But now University of Michigan at Ann Arbor scientists have found that a natural substance, the flavonoid quercetin, puts the brakes on the ability of RV to replicate. It also fights inflammation. According to their research just presented at the American Thoracic Society (ATS) 2010 International Conference held in New Orleans, quercetin could be a treatment for rhinovirus-caused infections and could be particularly beneficial for people with serious underlying chronic lung diseases.
That's great news not just for people looking for a possible cure for the common cold but especially for those suffering from conditions like COPD and CF that rob them of the ability to breathe. For example, COPD (which includes emphysema and chronic obstructive bronchitis) causes coughing, wheezing, shortness of breath, chest tightness, and other symptoms. According the National Heart, Lung and Blood Institute, COPD is a major cause of disability and the fourth leading cause of death in the United States. CF is an inherited chronic disease that affects the lungs and digestive system of about 30,000 children and adults in the US. It causes the body to produce a thick, sticky mucus that clogs the lungs and can lead to life-threatening lung infections.
For their study, the University of Michigan research team decided to test quercetin on cells infected with RV. A phytochemical found in the skins of apples, red onions and other foods, quercetin is known to be a powerful antioxidant with antihistamine and anti-inflammatory properties. So the scientists hypothesized that quercetin might reduce the ability of RV to spark an inflammatory response. That's important because inflammation causes oxidative stress which can disrupt the function of epithelial cells (cells that line cavities and structures) inside airways, negatively impacting the ability to breathe.

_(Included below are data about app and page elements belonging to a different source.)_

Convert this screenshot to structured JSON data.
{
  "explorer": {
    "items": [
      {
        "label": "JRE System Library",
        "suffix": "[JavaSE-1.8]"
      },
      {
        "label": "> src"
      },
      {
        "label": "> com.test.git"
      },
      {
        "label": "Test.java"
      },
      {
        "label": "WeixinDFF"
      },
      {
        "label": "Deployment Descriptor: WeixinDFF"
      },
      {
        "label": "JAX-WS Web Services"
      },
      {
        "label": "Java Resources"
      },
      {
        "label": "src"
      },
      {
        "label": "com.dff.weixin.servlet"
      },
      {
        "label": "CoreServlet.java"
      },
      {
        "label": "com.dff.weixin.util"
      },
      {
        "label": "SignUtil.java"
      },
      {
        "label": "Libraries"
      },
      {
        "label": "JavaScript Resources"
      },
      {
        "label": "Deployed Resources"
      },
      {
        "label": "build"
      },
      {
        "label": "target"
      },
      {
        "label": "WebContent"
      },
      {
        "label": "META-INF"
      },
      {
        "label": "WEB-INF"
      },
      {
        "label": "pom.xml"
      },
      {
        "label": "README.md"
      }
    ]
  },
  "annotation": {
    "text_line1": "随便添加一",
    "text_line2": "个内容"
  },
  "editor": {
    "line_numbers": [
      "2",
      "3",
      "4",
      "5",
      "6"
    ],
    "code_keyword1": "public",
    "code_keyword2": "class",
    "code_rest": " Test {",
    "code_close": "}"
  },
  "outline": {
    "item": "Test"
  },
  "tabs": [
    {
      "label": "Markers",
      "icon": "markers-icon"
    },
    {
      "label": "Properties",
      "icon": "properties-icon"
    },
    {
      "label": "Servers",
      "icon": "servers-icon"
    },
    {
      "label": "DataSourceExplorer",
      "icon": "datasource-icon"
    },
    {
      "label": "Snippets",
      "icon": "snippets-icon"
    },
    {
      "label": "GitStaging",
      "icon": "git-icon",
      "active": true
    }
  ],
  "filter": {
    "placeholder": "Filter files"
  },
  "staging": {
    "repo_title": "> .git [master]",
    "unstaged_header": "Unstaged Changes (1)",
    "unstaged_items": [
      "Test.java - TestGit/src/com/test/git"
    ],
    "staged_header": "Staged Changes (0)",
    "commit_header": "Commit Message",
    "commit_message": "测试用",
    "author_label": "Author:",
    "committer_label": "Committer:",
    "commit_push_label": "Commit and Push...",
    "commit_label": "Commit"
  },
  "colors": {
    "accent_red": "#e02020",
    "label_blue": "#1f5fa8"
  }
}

Their lab experiments with RV infected cells showed that the researchers were right. The results suggested that quercetin actually inhibited the ability of the virus to replicate. The flavonoid also appeared to reduce the RV-triggered immune system response that can cause cytokines (proteins that are secreted by specific cells of the immune system) to induce excess inflammation. "Therefore, quercetin may be beneficial in the treatment of viral infections, particularly in patients with underlying chronic lung disease," the researchers stated.